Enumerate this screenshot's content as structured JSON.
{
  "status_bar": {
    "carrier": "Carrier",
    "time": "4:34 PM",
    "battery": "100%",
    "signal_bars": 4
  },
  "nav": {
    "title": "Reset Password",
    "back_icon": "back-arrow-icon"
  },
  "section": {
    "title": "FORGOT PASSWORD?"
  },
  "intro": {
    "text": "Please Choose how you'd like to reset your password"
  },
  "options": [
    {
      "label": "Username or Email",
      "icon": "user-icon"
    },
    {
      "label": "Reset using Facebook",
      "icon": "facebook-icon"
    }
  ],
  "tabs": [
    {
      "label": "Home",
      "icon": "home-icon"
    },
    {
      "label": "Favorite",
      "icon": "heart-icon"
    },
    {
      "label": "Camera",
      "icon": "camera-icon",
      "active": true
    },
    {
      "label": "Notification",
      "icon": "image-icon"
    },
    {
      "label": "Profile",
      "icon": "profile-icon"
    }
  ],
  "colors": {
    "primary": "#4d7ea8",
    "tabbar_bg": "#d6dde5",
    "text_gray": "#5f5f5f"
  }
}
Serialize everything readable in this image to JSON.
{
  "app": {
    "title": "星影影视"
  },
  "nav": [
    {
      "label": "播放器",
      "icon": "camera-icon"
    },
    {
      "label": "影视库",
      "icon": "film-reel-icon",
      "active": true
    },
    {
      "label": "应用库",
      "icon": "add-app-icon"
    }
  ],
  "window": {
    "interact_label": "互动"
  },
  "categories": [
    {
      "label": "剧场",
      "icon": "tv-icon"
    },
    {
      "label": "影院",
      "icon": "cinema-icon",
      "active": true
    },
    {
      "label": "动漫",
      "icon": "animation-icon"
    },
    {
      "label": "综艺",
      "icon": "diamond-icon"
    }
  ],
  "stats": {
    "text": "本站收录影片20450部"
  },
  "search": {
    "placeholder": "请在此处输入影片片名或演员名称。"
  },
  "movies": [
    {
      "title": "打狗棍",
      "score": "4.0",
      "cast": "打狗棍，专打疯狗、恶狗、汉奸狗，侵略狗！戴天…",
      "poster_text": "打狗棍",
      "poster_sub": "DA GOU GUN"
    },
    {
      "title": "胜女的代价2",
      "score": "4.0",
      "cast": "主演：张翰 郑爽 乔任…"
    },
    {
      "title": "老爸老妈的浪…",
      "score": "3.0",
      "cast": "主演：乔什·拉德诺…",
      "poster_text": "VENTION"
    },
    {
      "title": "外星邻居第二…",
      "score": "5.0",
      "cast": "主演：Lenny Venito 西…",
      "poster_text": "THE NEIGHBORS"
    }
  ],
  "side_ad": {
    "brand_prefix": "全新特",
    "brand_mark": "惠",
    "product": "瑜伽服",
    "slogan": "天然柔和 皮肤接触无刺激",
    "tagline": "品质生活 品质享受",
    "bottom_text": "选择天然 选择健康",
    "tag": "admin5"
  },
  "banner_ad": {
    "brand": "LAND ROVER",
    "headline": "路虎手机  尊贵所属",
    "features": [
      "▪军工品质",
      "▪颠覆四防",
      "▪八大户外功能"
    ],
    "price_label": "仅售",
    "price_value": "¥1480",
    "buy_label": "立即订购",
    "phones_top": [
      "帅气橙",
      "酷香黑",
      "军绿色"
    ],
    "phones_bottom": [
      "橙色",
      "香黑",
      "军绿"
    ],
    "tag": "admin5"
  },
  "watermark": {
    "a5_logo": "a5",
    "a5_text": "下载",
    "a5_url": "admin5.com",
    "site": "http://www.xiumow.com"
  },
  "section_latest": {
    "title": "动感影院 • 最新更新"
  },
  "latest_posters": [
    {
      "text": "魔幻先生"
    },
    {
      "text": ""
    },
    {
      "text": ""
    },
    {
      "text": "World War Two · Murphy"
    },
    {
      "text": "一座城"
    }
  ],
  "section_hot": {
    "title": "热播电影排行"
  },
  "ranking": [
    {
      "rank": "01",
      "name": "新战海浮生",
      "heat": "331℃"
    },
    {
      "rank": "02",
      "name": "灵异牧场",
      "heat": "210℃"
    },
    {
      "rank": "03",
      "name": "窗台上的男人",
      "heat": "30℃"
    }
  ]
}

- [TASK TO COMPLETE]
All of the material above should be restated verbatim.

- [YOUR SOLUTION]
Enumerate this screenshot's content as structured JSON.
{
  "status_bar": {
    "carrier": "Carrier",
    "time": "4:34 PM",
    "battery": "100%",
    "signal_bars": 4
  },
  "nav": {
    "title": "Reset Password",
    "back_icon": "back-arrow-icon"
  },
  "section": {
    "title": "FORGOT PASSWORD?"
  },
  "intro": {
    "text": "Please Choose how you'd like to reset your password"
  },
  "options": [
    {
      "label": "Username or Email",
      "icon": "user-icon"
    },
    {
      "label": "Reset using Facebook",
      "icon": "facebook-icon"
    }
  ],
  "tabs": [
    {
      "label": "Home",
      "icon": "home-icon"
    },
    {
      "label": "Favorite",
      "icon": "heart-icon"
    },
    {
      "label": "Camera",
      "icon": "camera-icon",
      "active": true
    },
    {
      "label": "Notification",
      "icon": "image-icon"
    },
    {
      "label": "Profile",
      "icon": "profile-icon"
    }
  ],
  "colors": {
    "primary": "#4d7ea8",
    "tabbar_bg": "#d6dde5",
    "text_gray": "#5f5f5f"
  }
}
Serialize everything readable in this image to JSON.
{
  "app": {
    "title": "星影影视"
  },
  "nav": [
    {
      "label": "播放器",
      "icon": "camera-icon"
    },
    {
      "label": "影视库",
      "icon": "film-reel-icon",
      "active": true
    },
    {
      "label": "应用库",
      "icon": "add-app-icon"
    }
  ],
  "window": {
    "interact_label": "互动"
  },
  "categories": [
    {
      "label": "剧场",
      "icon": "tv-icon"
    },
    {
      "label": "影院",
      "icon": "cinema-icon",
      "active": true
    },
    {
      "label": "动漫",
      "icon": "animation-icon"
    },
    {
      "label": "综艺",
      "icon": "diamond-icon"
    }
  ],
  "stats": {
    "text": "本站收录影片20450部"
  },
  "search": {
    "placeholder": "请在此处输入影片片名或演员名称。"
  },
  "movies": [
    {
      "title": "打狗棍",
      "score": "4.0",
      "cast": "打狗棍，专打疯狗、恶狗、汉奸狗，侵略狗！戴天…",
      "poster_text": "打狗棍",
      "poster_sub": "DA GOU GUN"
    },
    {
      "title": "胜女的代价2",
      "score": "4.0",
      "cast": "主演：张翰 郑爽 乔任…"
    },
    {
      "title": "老爸老妈的浪…",
      "score": "3.0",
      "cast": "主演：乔什·拉德诺…",
      "poster_text": "VENTION"
    },
    {
      "title": "外星邻居第二…",
      "score": "5.0",
      "cast": "主演：Lenny Venito 西…",
      "poster_text": "THE NEIGHBORS"
    }
  ],
  "side_ad": {
    "brand_prefix": "全新特",
    "brand_mark": "惠",
    "product": "瑜伽服",
    "slogan": "天然柔和 皮肤接触无刺激",
    "tagline": "品质生活 品质享受",
    "bottom_text": "选择天然 选择健康",
    "tag": "admin5"
  },
  "banner_ad": {
    "brand": "LAND ROVER",
    "headline": "路虎手机  尊贵所属",
    "features": [
      "▪军工品质",
      "▪颠覆四防",
      "▪八大户外功能"
    ],
    "price_label": "仅售",
    "price_value": "¥1480",
    "buy_label": "立即订购",
    "phones_top": [
      "帅气橙",
      "酷香黑",
      "军绿色"
    ],
    "phones_bottom": [
      "橙色",
      "香黑",
      "军绿"
    ],
    "tag": "admin5"
  },
  "watermark": {
    "a5_logo": "a5",
    "a5_text": "下载",
    "a5_url": "admin5.com",
    "site": "http://www.xiumow.com"
  },
  "section_latest": {
    "title": "动感影院 • 最新更新"
  },
  "latest_posters": [
    {
      "text": "魔幻先生"
    },
    {
      "text": ""
    },
    {
      "text": ""
    },
    {
      "text": "World War Two · Murphy"
    },
    {
      "text": "一座城"
    }
  ],
  "section_hot": {
    "title": "热播电影排行"
  },
  "ranking": [
    {
      "rank": "01",
      "name": "新战海浮生",
      "heat": "331℃"
    },
    {
      "rank": "02",
      "name": "灵异牧场",
      "heat": "210℃"
    },
    {
      "rank": "03",
      "name": "窗台上的男人",
      "heat": "30℃"
    }
  ]
}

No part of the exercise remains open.